TASK DATA:
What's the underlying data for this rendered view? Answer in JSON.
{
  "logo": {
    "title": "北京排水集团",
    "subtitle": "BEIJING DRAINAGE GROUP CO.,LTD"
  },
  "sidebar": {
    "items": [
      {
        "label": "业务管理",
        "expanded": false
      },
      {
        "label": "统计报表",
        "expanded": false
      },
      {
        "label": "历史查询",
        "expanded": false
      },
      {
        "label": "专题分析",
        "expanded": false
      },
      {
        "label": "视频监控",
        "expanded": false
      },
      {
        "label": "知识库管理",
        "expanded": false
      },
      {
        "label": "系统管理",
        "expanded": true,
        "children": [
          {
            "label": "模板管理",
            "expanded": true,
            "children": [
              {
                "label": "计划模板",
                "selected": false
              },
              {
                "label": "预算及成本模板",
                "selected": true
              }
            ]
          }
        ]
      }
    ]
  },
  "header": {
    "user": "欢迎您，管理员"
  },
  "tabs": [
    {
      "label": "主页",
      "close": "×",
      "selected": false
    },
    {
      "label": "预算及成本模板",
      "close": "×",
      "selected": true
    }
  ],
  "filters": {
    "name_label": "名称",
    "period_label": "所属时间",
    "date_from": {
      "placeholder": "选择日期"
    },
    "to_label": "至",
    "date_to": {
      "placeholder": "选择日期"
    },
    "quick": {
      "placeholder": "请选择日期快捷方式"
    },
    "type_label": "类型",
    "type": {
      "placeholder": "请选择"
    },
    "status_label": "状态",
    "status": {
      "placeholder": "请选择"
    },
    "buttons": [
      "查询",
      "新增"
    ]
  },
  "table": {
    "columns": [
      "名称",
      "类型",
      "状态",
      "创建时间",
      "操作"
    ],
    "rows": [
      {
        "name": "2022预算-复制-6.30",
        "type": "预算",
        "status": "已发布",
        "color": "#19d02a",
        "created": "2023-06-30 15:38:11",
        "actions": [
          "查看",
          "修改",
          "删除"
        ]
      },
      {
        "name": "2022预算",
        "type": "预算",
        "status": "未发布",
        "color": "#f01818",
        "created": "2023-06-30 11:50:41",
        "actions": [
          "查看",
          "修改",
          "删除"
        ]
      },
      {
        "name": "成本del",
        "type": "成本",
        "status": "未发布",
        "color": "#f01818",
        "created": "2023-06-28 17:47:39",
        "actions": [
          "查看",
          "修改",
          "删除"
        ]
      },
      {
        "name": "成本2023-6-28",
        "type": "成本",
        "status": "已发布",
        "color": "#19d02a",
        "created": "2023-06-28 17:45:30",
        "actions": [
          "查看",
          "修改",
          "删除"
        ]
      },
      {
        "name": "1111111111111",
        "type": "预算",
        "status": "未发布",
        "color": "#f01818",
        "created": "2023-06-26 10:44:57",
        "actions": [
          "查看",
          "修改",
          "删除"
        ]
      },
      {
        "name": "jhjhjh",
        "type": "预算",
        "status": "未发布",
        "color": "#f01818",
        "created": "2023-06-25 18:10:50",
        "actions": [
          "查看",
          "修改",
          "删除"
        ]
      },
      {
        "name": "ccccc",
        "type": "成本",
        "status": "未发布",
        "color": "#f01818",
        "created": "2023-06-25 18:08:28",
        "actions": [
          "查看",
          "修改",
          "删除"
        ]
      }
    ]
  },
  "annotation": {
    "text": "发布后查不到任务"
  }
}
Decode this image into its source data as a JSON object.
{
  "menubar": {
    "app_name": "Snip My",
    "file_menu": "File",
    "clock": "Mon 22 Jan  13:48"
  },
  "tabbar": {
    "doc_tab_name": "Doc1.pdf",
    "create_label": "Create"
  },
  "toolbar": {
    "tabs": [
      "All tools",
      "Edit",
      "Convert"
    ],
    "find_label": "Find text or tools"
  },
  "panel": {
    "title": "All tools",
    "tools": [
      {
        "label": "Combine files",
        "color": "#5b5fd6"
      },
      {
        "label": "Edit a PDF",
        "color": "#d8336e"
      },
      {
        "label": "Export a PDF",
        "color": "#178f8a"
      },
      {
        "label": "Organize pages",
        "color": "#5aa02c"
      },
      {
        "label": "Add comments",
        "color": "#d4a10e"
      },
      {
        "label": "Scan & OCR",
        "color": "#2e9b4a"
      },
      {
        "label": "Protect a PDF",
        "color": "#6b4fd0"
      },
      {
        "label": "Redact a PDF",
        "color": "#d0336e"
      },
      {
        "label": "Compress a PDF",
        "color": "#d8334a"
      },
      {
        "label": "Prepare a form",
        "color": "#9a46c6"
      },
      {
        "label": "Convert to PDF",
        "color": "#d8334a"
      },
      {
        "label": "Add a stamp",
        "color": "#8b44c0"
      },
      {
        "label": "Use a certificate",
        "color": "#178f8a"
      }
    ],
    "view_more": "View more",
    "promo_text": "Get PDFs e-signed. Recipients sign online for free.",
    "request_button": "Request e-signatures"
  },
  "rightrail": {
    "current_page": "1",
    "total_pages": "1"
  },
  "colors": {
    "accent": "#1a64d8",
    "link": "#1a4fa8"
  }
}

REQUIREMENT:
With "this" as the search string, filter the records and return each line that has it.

RESPONSE AREA:
What's the underlying data for this rendered view? Answer in JSON.
Decode this image into its source data as a JSON object.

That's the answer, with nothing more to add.